Exercise details -> In the data below, which lines hold the word "모니터링"? Copy them.

Data ->
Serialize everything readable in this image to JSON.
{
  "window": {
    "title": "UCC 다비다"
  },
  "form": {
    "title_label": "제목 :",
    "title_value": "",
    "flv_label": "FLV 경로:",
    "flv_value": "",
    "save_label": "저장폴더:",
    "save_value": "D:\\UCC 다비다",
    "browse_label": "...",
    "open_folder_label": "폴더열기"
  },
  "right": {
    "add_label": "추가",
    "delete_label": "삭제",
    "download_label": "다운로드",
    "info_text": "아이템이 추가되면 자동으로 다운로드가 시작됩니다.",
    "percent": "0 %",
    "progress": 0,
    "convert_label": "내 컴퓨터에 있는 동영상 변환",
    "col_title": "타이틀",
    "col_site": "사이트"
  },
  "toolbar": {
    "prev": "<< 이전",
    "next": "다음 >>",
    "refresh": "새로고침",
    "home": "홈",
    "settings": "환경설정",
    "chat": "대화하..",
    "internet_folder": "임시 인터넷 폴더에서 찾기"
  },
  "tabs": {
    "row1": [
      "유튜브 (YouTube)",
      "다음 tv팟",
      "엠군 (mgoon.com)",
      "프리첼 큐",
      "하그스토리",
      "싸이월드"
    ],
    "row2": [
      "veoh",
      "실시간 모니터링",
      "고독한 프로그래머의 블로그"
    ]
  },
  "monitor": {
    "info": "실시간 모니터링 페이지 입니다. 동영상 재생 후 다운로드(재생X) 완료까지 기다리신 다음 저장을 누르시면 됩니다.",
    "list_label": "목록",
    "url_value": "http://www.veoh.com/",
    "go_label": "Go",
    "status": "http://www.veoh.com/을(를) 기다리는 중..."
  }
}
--
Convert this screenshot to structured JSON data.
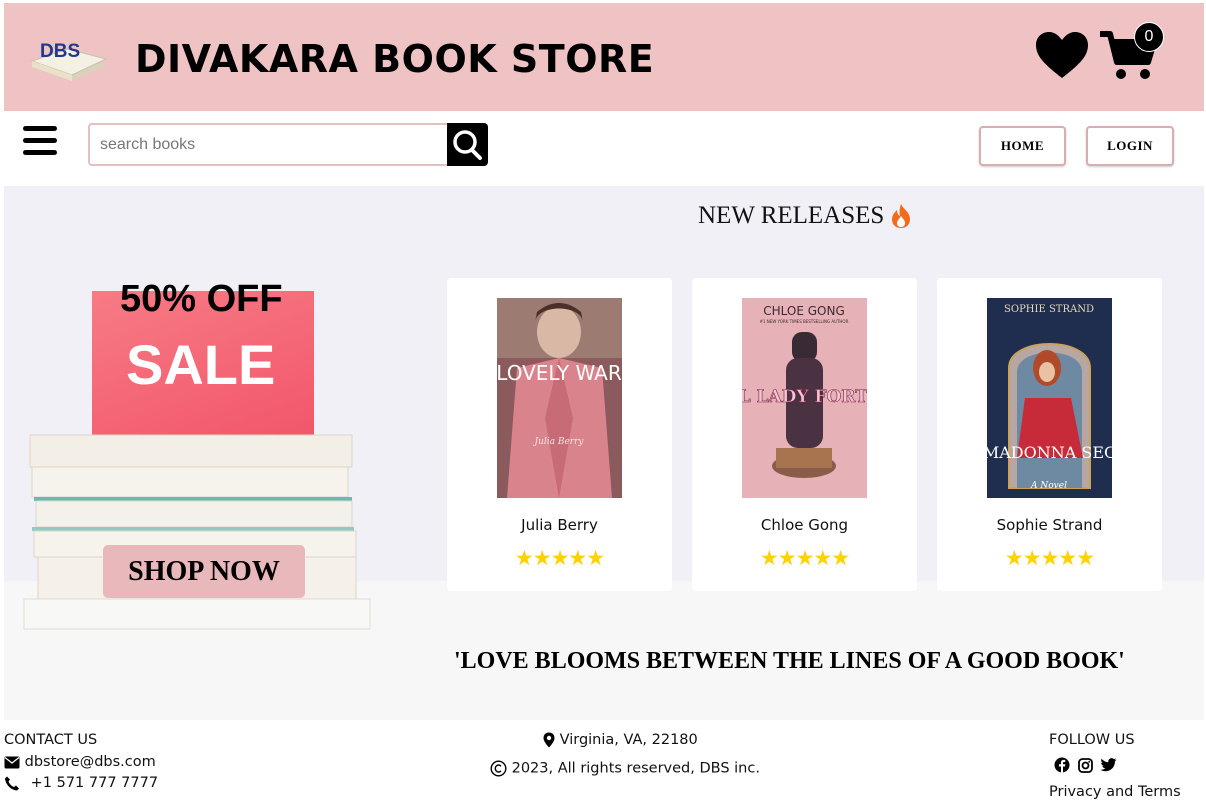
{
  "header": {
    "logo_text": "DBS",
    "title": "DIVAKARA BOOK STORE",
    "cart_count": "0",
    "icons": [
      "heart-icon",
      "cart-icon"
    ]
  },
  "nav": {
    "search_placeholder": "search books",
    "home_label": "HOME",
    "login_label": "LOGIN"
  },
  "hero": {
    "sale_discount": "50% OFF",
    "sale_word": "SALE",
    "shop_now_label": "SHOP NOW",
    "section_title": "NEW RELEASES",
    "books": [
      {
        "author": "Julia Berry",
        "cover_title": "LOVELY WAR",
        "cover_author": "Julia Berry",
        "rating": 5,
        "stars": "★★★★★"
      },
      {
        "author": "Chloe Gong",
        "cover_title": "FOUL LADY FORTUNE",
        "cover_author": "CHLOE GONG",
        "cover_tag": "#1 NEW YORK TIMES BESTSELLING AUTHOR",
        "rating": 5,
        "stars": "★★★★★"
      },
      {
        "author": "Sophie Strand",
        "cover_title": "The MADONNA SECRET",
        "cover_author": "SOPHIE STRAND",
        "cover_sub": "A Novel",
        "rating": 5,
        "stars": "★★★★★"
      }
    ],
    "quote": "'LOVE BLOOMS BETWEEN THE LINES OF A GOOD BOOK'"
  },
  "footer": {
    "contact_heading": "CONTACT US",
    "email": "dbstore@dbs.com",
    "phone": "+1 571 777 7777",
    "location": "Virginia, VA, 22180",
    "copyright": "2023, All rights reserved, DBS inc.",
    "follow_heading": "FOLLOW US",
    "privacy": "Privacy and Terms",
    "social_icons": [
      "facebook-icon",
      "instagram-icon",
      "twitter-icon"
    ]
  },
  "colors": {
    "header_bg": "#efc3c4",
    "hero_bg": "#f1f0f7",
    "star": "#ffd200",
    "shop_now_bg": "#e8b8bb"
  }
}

Result for this exercise ->
      "실시간 모니터링",
    "info": "실시간 모니터링 페이지 입니다. 동영상 재생 후 다운로드(재생X) 완료까지 기다리신 다음 저장을 누르시면 됩니다.",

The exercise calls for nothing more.